■ **RECORDS SHOWN**
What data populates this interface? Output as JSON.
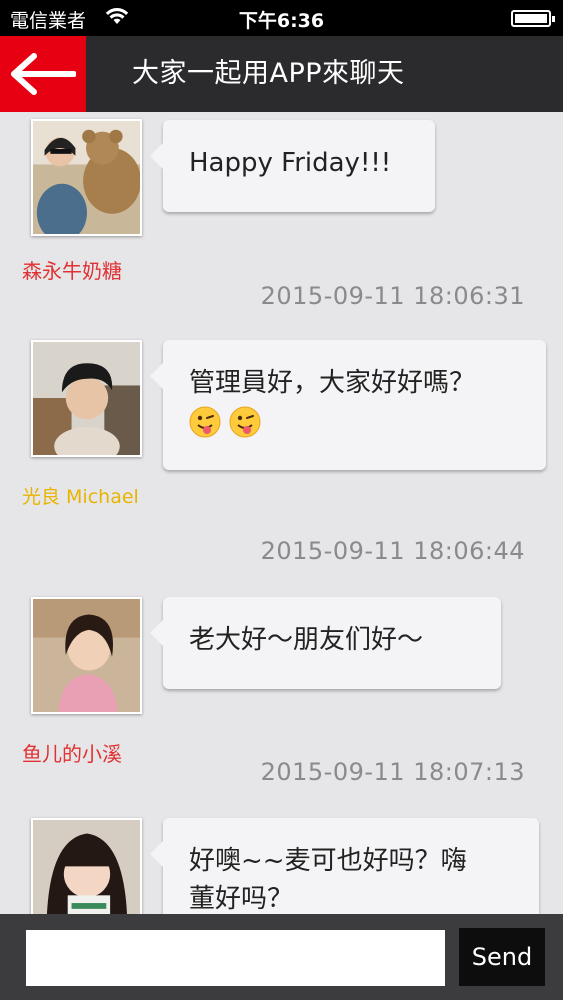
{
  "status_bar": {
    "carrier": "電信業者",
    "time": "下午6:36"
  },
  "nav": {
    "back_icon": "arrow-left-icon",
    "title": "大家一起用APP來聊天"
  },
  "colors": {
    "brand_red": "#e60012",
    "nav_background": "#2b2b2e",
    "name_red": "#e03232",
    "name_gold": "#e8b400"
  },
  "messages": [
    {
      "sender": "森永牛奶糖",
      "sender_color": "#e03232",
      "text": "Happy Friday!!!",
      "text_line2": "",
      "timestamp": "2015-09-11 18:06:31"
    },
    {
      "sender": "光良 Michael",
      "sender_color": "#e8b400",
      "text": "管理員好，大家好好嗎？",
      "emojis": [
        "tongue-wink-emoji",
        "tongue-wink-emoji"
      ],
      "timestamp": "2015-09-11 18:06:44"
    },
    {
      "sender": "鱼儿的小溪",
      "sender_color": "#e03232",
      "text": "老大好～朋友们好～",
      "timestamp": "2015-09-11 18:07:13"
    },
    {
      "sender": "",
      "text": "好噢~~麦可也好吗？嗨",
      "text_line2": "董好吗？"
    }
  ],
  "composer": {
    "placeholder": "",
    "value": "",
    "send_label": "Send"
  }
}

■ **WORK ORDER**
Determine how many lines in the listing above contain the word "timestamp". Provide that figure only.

■ **REPLY TO THE EXERCISE**
3